For long-term backpackers I suggest lightweight stainless steel cookware. It has all the characteristics of stainless steel but is much lighter (and unfortunately but not surprisingly also more expensive). Heat distribution won’t be as good as aluminum, so that means you’ll have to stirr your food constantly so that it doesn’t get burned. But it’s very strong and will stay with you forever.

And if your budget allows so – go titanium! Titanium cookware is lightweight, durable and has very good heat conduction and is non-stick.

And another really basic thing is to look for are tight closing lids – they will reduce your cooking time substantially and thus save you lots of fuel (which means you don’t have to carry a lot of fuel around or pick up lots of firewood after a long days march).

I hope you found these tips on high quality cookware for backpackers useful – if you have any comments or questions please just leave a comment here and I will look into that.

High Quality Cookware

Friday, April 4th, 2008

There are all kinds of high-quality cookware sets – most commonly stainless stell (which is my favourite), non-sticking, cast-iron, copper, titanium, enamel, hard-ionized, etc.
In another article I wrote that in my personal opinion you will probably want one-size fits all cookware – that is, you don’t want to have to have several different pans for several different dishes. My choice is stainless steel cookware, because of my personal cooking preferences and the fact that I am quiet often on the move, so I don’t want to have to deal with schlepping around a lot of stuff – and I still think that way, but a friend of mine pointed out that different cookware materials are very well justified for some people. If you specialize in low-fat cooking a non-sticking cookware set might be right for you (most often teflonฎ coated cookware).
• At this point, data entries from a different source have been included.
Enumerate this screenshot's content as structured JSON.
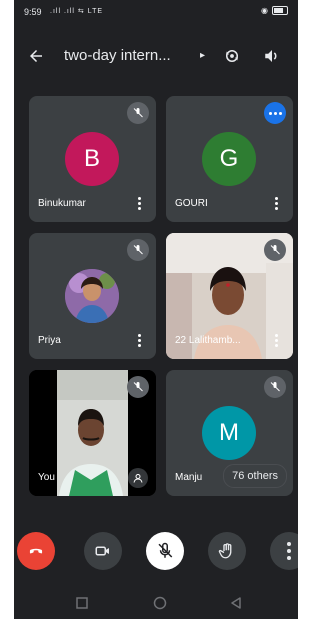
{
  "status_bar": {
    "time": "9:59",
    "icons_text": ".ıll .ıll ⇆ LTE"
  },
  "top_bar": {
    "title": "two-day intern...",
    "title_arrow": "▸"
  },
  "participants": [
    {
      "name": "Binukumar",
      "initial": "B",
      "avatar_color": "#c2185b",
      "muted": true
    },
    {
      "name": "GOURI",
      "initial": "G",
      "avatar_color": "#2e7d32",
      "speaking": true
    },
    {
      "name": "Priya",
      "muted": true
    },
    {
      "name": "22 Lalithamb...",
      "muted": true
    },
    {
      "name": "You",
      "muted": true
    },
    {
      "name": "Manju",
      "initial": "M",
      "avatar_color": "#0097a7",
      "muted": true
    }
  ],
  "others_count": "76 others",
  "colors": {
    "background": "#202124",
    "tile": "#3c4043",
    "end_call": "#ea4335",
    "accent_blue": "#1a73e8"
  }
}
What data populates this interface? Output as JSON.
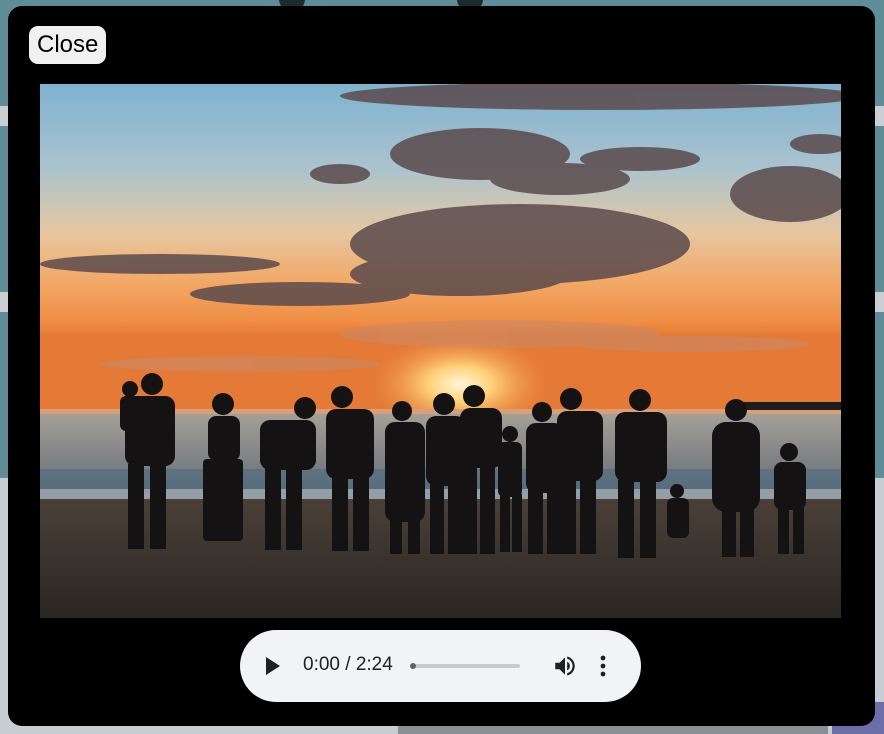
{
  "modal": {
    "close_label": "Close"
  },
  "media": {
    "image_icon": "family-sunset-beach-photo",
    "audio": {
      "current_time": "0:00",
      "duration": "2:24",
      "time_display": "0:00 / 2:24",
      "progress_fraction": 0,
      "icons": {
        "play": "play-icon",
        "volume": "volume-icon",
        "more": "more-options-icon"
      }
    }
  },
  "colors": {
    "modal_background": "#000000",
    "player_background": "#f1f3f4",
    "close_button_background": "#f1f1f1",
    "page_background": "#5e8d97"
  }
}
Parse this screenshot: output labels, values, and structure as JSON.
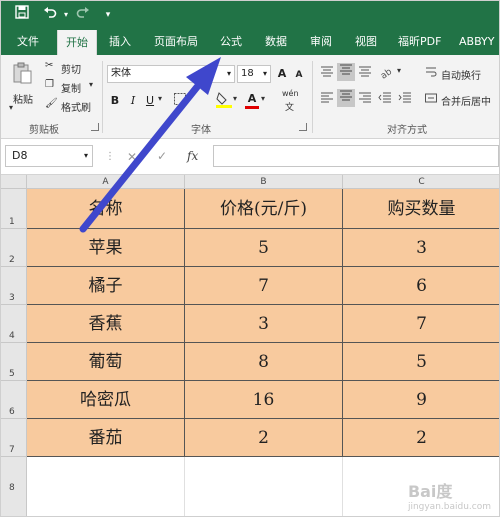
{
  "quick_access": {
    "save_icon": "save-icon",
    "undo_icon": "undo-icon",
    "redo_icon": "redo-icon",
    "customize_icon": "customize-icon"
  },
  "tabs": [
    "文件",
    "开始",
    "插入",
    "页面布局",
    "公式",
    "数据",
    "审阅",
    "视图",
    "福昕PDF",
    "ABBYY"
  ],
  "active_tab": "开始",
  "ribbon": {
    "clipboard": {
      "paste": "粘贴",
      "cut": "剪切",
      "copy": "复制",
      "format_painter": "格式刷",
      "group": "剪贴板"
    },
    "font": {
      "name": "宋体",
      "size": "18",
      "grow": "A",
      "shrink": "A",
      "bold": "B",
      "italic": "I",
      "underline": "U",
      "color_a": "A",
      "phonetic": "wén",
      "group": "字体"
    },
    "alignment": {
      "wrap": "自动换行",
      "merge": "合并后居中",
      "group": "对齐方式"
    }
  },
  "formula_bar": {
    "name_box": "D8",
    "fx": "fx",
    "value": ""
  },
  "columns": [
    "A",
    "B",
    "C"
  ],
  "rows": [
    "1",
    "2",
    "3",
    "4",
    "5",
    "6",
    "7",
    "8"
  ],
  "table": {
    "headers": [
      "名称",
      "价格(元/斤)",
      "购买数量"
    ],
    "data": [
      [
        "苹果",
        "5",
        "3"
      ],
      [
        "橘子",
        "7",
        "6"
      ],
      [
        "香蕉",
        "3",
        "7"
      ],
      [
        "葡萄",
        "8",
        "5"
      ],
      [
        "哈密瓜",
        "16",
        "9"
      ],
      [
        "番茄",
        "2",
        "2"
      ]
    ]
  },
  "colors": {
    "excel_green": "#217346",
    "cell_fill": "#f8ca9e",
    "arrow": "#3f47cc"
  },
  "watermark": {
    "brand": "Bai度",
    "sub": "jingyan.baidu.com"
  }
}
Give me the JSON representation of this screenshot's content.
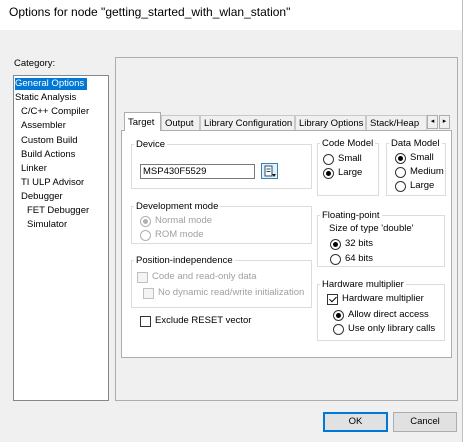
{
  "window": {
    "title": "Options for node \"getting_started_with_wlan_station\""
  },
  "category": {
    "label": "Category:",
    "items": [
      {
        "label": "General Options",
        "selected": true
      },
      {
        "label": "Static Analysis"
      },
      {
        "label": "C/C++ Compiler"
      },
      {
        "label": "Assembler"
      },
      {
        "label": "Custom Build"
      },
      {
        "label": "Build Actions"
      },
      {
        "label": "Linker"
      },
      {
        "label": "TI ULP Advisor"
      },
      {
        "label": "Debugger"
      },
      {
        "label": "FET Debugger"
      },
      {
        "label": "Simulator"
      }
    ]
  },
  "tabs": [
    {
      "label": "Target",
      "active": true
    },
    {
      "label": "Output"
    },
    {
      "label": "Library Configuration"
    },
    {
      "label": "Library Options"
    },
    {
      "label": "Stack/Heap"
    }
  ],
  "tab_arrows": {
    "left": "◂",
    "right": "▸"
  },
  "device": {
    "group_label": "Device",
    "value": "MSP430F5529",
    "browse_icon": "device-browse-icon"
  },
  "code_model": {
    "group_label": "Code Model",
    "options": [
      "Small",
      "Large"
    ],
    "selected": "Large"
  },
  "data_model": {
    "group_label": "Data Model",
    "options": [
      "Small",
      "Medium",
      "Large"
    ],
    "selected": "Small"
  },
  "dev_mode": {
    "group_label": "Development mode",
    "options": [
      "Normal mode",
      "ROM mode"
    ],
    "selected": "Normal mode",
    "enabled": false
  },
  "pos_indep": {
    "group_label": "Position-independence",
    "code_ro": "Code and read-only data",
    "no_dyn": "No dynamic read/write initialization",
    "enabled": false
  },
  "floating_point": {
    "group_label": "Floating-point",
    "size_label": "Size of type 'double'",
    "options": [
      "32 bits",
      "64 bits"
    ],
    "selected": "32 bits"
  },
  "exclude_reset": {
    "label": "Exclude RESET vector",
    "checked": false
  },
  "hw_mult": {
    "group_label": "Hardware multiplier",
    "check_label": "Hardware multiplier",
    "checked": true,
    "options": [
      "Allow direct access",
      "Use only library calls"
    ],
    "selected": "Allow direct access"
  },
  "buttons": {
    "ok": "OK",
    "cancel": "Cancel"
  }
}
Cast Iron is also great because you it’s basically a “do it all” kind of cookware – it too will last you a lifetime long, you won’t ever have to worry about scratching it like with coated cookware that can release toxins in the food once the coating is damaged, etc. Yes, cast iron has to be pre-seasoned, but nowadays you won’t have to do that yourself anymore because most of the high-quality cast iron cookware companies pre-season the cookware for you and when you get it it’s already ready to use.
Price can be an objection when buying cookware. For me, I happily shelled out more than $200 for my stainless-steel copper-core pan from Williams Sonoma, and I’m still happy about that purchase. I use this pan almost every day and I enjoy it every day! Putting it all together, on knives, pots, etc. I spent several thousand dollars on my current cooking equipment, but it’s worth it. Almost every day when I’m spending my one or two hours of cooking in the kitchen I feel like I’m on vacation and it really is a luxury to be able to spend this kind of time on cooking.
I used to be resistant to buying high quality cookware because I had so much great, delicious and healthy food when I traveled through Thailand, Vietnam and China and the street vendors there used the cheapest kinds of cookware available. But I found that while I don’t mind eating delicious food that comes from $10 wok, I do mind cooking my food in a cheap pot, having to deal with it when it starts to show signs of wear and tear, replacing it with yet another cheap pot again and again. In the end my “expensive” high quality cookware is probably gonna be cheaper than any kind of discount cookware.